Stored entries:
====================

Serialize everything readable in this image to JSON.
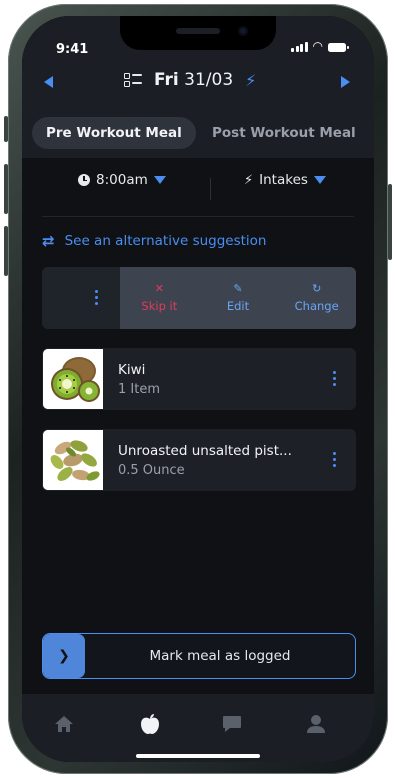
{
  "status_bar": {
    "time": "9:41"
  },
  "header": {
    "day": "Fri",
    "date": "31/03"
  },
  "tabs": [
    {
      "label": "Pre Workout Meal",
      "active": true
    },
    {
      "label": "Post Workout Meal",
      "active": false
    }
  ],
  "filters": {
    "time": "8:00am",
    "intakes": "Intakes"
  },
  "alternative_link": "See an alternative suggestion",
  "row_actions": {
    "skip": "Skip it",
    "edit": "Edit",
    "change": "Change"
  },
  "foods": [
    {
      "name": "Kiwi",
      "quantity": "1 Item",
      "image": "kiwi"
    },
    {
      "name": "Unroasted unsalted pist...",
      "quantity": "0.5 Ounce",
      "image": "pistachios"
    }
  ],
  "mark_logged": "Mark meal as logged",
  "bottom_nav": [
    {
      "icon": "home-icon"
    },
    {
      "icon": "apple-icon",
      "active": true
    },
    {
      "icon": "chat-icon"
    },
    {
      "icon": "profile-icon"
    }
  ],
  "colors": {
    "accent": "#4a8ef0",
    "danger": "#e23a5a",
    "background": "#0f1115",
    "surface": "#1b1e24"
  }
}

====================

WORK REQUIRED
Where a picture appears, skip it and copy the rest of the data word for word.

ANSWER TO THE PROBLEM
Serialize everything readable in this image to JSON.
{
  "status_bar": {
    "time": "9:41"
  },
  "header": {
    "day": "Fri",
    "date": "31/03"
  },
  "tabs": [
    {
      "label": "Pre Workout Meal",
      "active": true
    },
    {
      "label": "Post Workout Meal",
      "active": false
    }
  ],
  "filters": {
    "time": "8:00am",
    "intakes": "Intakes"
  },
  "alternative_link": "See an alternative suggestion",
  "row_actions": {
    "skip": "Skip it",
    "edit": "Edit",
    "change": "Change"
  },
  "foods": [
    {
      "name": "Kiwi",
      "quantity": "1 Item",
      "image": "kiwi"
    },
    {
      "name": "Unroasted unsalted pist...",
      "quantity": "0.5 Ounce",
      "image": "pistachios"
    }
  ],
  "mark_logged": "Mark meal as logged",
  "bottom_nav": [
    {
      "icon": "home-icon"
    },
    {
      "icon": "apple-icon",
      "active": true
    },
    {
      "icon": "chat-icon"
    },
    {
      "icon": "profile-icon"
    }
  ],
  "colors": {
    "accent": "#4a8ef0",
    "danger": "#e23a5a",
    "background": "#0f1115",
    "surface": "#1b1e24"
  }
}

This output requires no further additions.